Task prompt: From the material below, return every line that includes "name".
□ □ □ □ □ □ □
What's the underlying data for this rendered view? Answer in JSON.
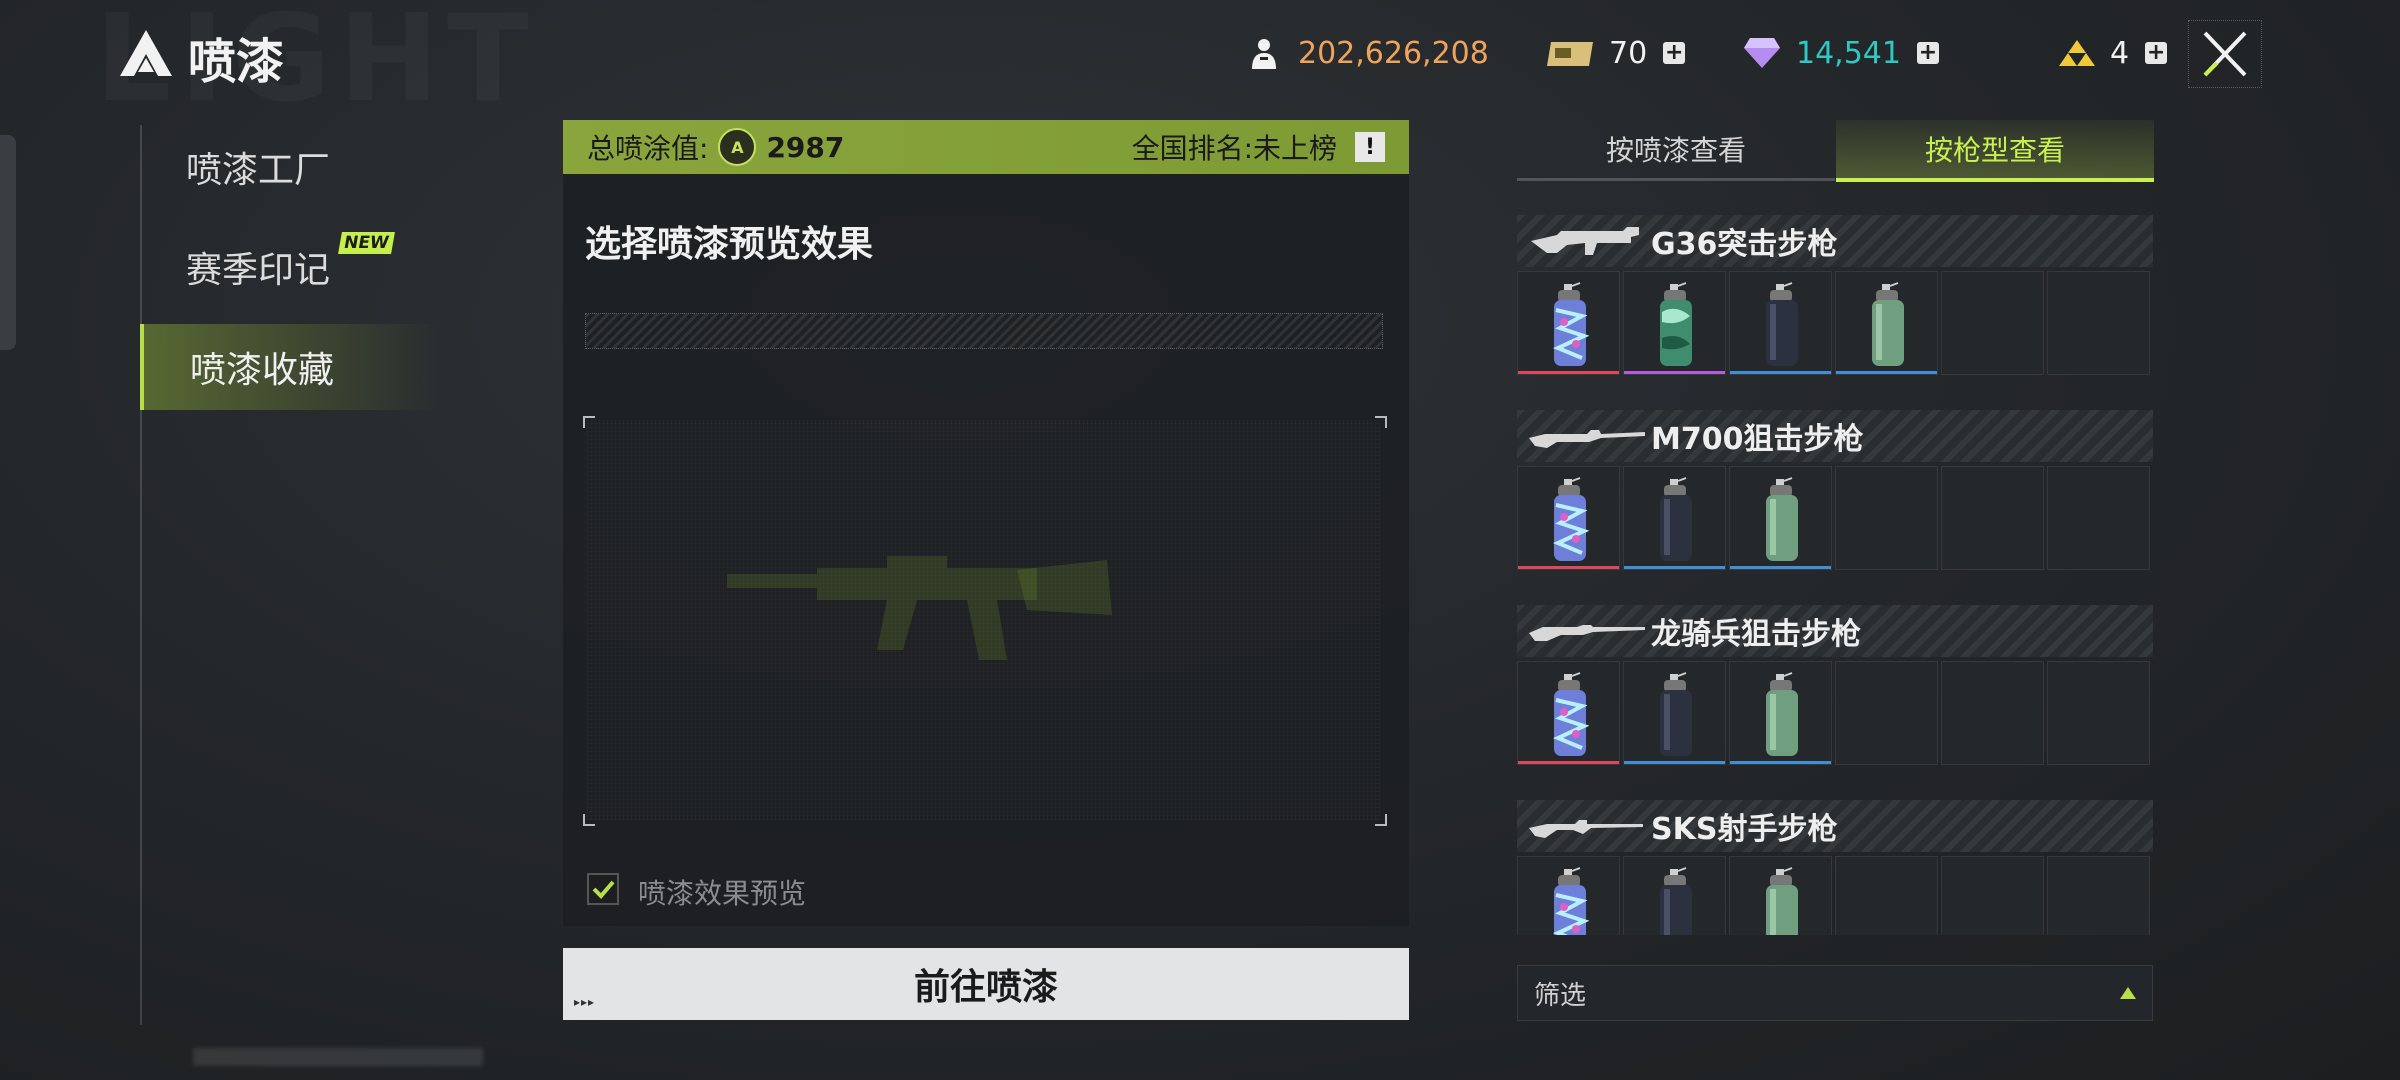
{
  "header": {
    "title": "喷漆",
    "bg_word": "LIGHT",
    "resources": {
      "gold": "202,626,208",
      "tickets": "70",
      "diamonds": "14,541",
      "rank_tokens": "4"
    }
  },
  "nav": {
    "items": [
      {
        "label": "喷漆工厂"
      },
      {
        "label": "赛季印记",
        "badge": "NEW"
      },
      {
        "label": "喷漆收藏"
      }
    ],
    "active_index": 2
  },
  "stats": {
    "total_label": "总喷涂值:",
    "total_value": "2987",
    "rank_label": "全国排名:未上榜",
    "info_icon": "!"
  },
  "preview": {
    "title": "选择喷漆预览效果",
    "checkbox_label": "喷漆效果预览",
    "checked": true
  },
  "go_button": {
    "label": "前往喷漆",
    "arrows": "▸▸▸"
  },
  "tabs": [
    {
      "label": "按喷漆查看"
    },
    {
      "label": "按枪型查看"
    }
  ],
  "weapons": [
    {
      "name": "G36突击步枪",
      "cans": [
        {
          "style": "graffiti",
          "rarity": "#e0475f"
        },
        {
          "style": "camo",
          "rarity": "#b55ad8"
        },
        {
          "style": "dark",
          "rarity": "#3f8ed8"
        },
        {
          "style": "green",
          "rarity": "#3f8ed8"
        }
      ]
    },
    {
      "name": "M700狙击步枪",
      "cans": [
        {
          "style": "graffiti",
          "rarity": "#e0475f"
        },
        {
          "style": "dark",
          "rarity": "#3f8ed8"
        },
        {
          "style": "green",
          "rarity": "#3f8ed8"
        }
      ]
    },
    {
      "name": "龙骑兵狙击步枪",
      "cans": [
        {
          "style": "graffiti",
          "rarity": "#e0475f"
        },
        {
          "style": "dark",
          "rarity": "#3f8ed8"
        },
        {
          "style": "green",
          "rarity": "#3f8ed8"
        }
      ]
    },
    {
      "name": "SKS射手步枪",
      "cans": [
        {
          "style": "graffiti",
          "rarity": "#e0475f"
        },
        {
          "style": "dark",
          "rarity": "#3f8ed8"
        },
        {
          "style": "green",
          "rarity": "#3f8ed8"
        }
      ]
    }
  ],
  "slots_per_row": 6,
  "filter": {
    "label": "筛选"
  },
  "colors": {
    "accent": "#c8f04e",
    "gold_text": "#f0a35a",
    "diamond_text": "#2ec9c3"
  }
}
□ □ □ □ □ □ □
Task output:
      "name": "G36突击步枪",
      "name": "M700狙击步枪",
      "name": "龙骑兵狙击步枪",
      "name": "SKS射手步枪",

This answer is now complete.